◆ **How to complete this task**
Produce an exact copy of the listing.

◆ **Dataset records**
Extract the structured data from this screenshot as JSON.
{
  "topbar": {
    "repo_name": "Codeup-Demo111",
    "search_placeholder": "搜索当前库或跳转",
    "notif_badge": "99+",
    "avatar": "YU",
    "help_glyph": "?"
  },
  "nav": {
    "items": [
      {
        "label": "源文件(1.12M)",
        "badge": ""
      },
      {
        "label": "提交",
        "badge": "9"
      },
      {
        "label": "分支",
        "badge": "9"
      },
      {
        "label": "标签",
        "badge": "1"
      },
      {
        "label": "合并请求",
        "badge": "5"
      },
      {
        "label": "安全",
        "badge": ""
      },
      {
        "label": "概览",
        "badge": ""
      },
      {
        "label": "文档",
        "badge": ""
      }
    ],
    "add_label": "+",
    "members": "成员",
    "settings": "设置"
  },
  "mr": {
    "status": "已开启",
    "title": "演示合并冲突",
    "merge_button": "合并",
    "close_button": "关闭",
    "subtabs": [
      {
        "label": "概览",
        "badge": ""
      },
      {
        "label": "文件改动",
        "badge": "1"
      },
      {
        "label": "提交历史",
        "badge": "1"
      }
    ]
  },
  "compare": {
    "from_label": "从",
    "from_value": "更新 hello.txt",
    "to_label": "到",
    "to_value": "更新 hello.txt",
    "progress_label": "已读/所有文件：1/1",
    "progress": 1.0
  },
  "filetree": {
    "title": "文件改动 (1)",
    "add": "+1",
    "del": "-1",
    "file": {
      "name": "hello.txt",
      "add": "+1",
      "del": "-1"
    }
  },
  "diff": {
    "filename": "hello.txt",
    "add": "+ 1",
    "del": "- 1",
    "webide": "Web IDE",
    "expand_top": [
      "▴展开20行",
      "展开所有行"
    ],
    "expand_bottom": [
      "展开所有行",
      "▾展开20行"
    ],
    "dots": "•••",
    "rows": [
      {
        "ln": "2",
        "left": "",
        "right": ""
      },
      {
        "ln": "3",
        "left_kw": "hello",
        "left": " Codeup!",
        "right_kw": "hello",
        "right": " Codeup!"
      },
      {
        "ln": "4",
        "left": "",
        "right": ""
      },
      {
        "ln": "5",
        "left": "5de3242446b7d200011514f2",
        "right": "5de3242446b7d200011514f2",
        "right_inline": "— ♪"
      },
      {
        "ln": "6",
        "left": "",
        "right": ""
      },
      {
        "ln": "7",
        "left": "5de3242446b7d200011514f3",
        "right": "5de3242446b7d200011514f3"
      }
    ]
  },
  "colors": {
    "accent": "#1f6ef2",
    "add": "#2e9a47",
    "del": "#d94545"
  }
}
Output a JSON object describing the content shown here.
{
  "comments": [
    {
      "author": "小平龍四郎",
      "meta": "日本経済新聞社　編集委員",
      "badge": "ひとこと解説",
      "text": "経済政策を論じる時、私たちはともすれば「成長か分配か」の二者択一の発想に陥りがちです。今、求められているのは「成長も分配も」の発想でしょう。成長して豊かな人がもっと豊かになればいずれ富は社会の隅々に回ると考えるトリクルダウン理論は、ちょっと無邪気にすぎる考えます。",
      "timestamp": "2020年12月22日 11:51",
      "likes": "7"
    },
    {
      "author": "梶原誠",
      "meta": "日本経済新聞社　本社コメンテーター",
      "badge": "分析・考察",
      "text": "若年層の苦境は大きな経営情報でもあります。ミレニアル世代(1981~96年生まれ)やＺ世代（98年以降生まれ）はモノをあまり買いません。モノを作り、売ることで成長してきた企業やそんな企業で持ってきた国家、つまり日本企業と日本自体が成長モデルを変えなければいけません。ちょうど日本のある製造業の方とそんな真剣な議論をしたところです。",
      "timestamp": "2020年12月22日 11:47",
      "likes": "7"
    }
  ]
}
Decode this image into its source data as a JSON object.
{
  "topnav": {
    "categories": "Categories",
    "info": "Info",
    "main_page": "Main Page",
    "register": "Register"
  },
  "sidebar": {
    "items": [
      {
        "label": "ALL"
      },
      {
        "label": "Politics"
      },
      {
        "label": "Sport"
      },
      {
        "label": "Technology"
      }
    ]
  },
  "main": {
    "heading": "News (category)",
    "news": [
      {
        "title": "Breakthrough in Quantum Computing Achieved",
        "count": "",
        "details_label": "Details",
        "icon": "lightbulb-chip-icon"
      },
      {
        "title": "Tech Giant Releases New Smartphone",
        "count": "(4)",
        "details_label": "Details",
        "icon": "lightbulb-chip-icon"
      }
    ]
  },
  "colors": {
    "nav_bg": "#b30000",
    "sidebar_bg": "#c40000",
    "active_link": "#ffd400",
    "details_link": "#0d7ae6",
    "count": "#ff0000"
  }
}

◆ **Written reply**
Extract the structured data from this screenshot as JSON.
{
  "topbar": {
    "repo_name": "Codeup-Demo111",
    "search_placeholder": "搜索当前库或跳转",
    "notif_badge": "99+",
    "avatar": "YU",
    "help_glyph": "?"
  },
  "nav": {
    "items": [
      {
        "label": "源文件(1.12M)",
        "badge": ""
      },
      {
        "label": "提交",
        "badge": "9"
      },
      {
        "label": "分支",
        "badge": "9"
      },
      {
        "label": "标签",
        "badge": "1"
      },
      {
        "label": "合并请求",
        "badge": "5"
      },
      {
        "label": "安全",
        "badge": ""
      },
      {
        "label": "概览",
        "badge": ""
      },
      {
        "label": "文档",
        "badge": ""
      }
    ],
    "add_label": "+",
    "members": "成员",
    "settings": "设置"
  },
  "mr": {
    "status": "已开启",
    "title": "演示合并冲突",
    "merge_button": "合并",
    "close_button": "关闭",
    "subtabs": [
      {
        "label": "概览",
        "badge": ""
      },
      {
        "label": "文件改动",
        "badge": "1"
      },
      {
        "label": "提交历史",
        "badge": "1"
      }
    ]
  },
  "compare": {
    "from_label": "从",
    "from_value": "更新 hello.txt",
    "to_label": "到",
    "to_value": "更新 hello.txt",
    "progress_label": "已读/所有文件：1/1",
    "progress": 1.0
  },
  "filetree": {
    "title": "文件改动 (1)",
    "add": "+1",
    "del": "-1",
    "file": {
      "name": "hello.txt",
      "add": "+1",
      "del": "-1"
    }
  },
  "diff": {
    "filename": "hello.txt",
    "add": "+ 1",
    "del": "- 1",
    "webide": "Web IDE",
    "expand_top": [
      "▴展开20行",
      "展开所有行"
    ],
    "expand_bottom": [
      "展开所有行",
      "▾展开20行"
    ],
    "dots": "•••",
    "rows": [
      {
        "ln": "2",
        "left": "",
        "right": ""
      },
      {
        "ln": "3",
        "left_kw": "hello",
        "left": " Codeup!",
        "right_kw": "hello",
        "right": " Codeup!"
      },
      {
        "ln": "4",
        "left": "",
        "right": ""
      },
      {
        "ln": "5",
        "left": "5de3242446b7d200011514f2",
        "right": "5de3242446b7d200011514f2",
        "right_inline": "— ♪"
      },
      {
        "ln": "6",
        "left": "",
        "right": ""
      },
      {
        "ln": "7",
        "left": "5de3242446b7d200011514f3",
        "right": "5de3242446b7d200011514f3"
      }
    ]
  },
  "colors": {
    "accent": "#1f6ef2",
    "add": "#2e9a47",
    "del": "#d94545"
  }
}
Output a JSON object describing the content shown here.
{
  "comments": [
    {
      "author": "小平龍四郎",
      "meta": "日本経済新聞社　編集委員",
      "badge": "ひとこと解説",
      "text": "経済政策を論じる時、私たちはともすれば「成長か分配か」の二者択一の発想に陥りがちです。今、求められているのは「成長も分配も」の発想でしょう。成長して豊かな人がもっと豊かになればいずれ富は社会の隅々に回ると考えるトリクルダウン理論は、ちょっと無邪気にすぎる考えます。",
      "timestamp": "2020年12月22日 11:51",
      "likes": "7"
    },
    {
      "author": "梶原誠",
      "meta": "日本経済新聞社　本社コメンテーター",
      "badge": "分析・考察",
      "text": "若年層の苦境は大きな経営情報でもあります。ミレニアル世代(1981~96年生まれ)やＺ世代（98年以降生まれ）はモノをあまり買いません。モノを作り、売ることで成長してきた企業やそんな企業で持ってきた国家、つまり日本企業と日本自体が成長モデルを変えなければいけません。ちょうど日本のある製造業の方とそんな真剣な議論をしたところです。",
      "timestamp": "2020年12月22日 11:47",
      "likes": "7"
    }
  ]
}
Decode this image into its source data as a JSON object.
{
  "topnav": {
    "categories": "Categories",
    "info": "Info",
    "main_page": "Main Page",
    "register": "Register"
  },
  "sidebar": {
    "items": [
      {
        "label": "ALL"
      },
      {
        "label": "Politics"
      },
      {
        "label": "Sport"
      },
      {
        "label": "Technology"
      }
    ]
  },
  "main": {
    "heading": "News (category)",
    "news": [
      {
        "title": "Breakthrough in Quantum Computing Achieved",
        "count": "",
        "details_label": "Details",
        "icon": "lightbulb-chip-icon"
      },
      {
        "title": "Tech Giant Releases New Smartphone",
        "count": "(4)",
        "details_label": "Details",
        "icon": "lightbulb-chip-icon"
      }
    ]
  },
  "colors": {
    "nav_bg": "#b30000",
    "sidebar_bg": "#c40000",
    "active_link": "#ffd400",
    "details_link": "#0d7ae6",
    "count": "#ff0000"
  }
}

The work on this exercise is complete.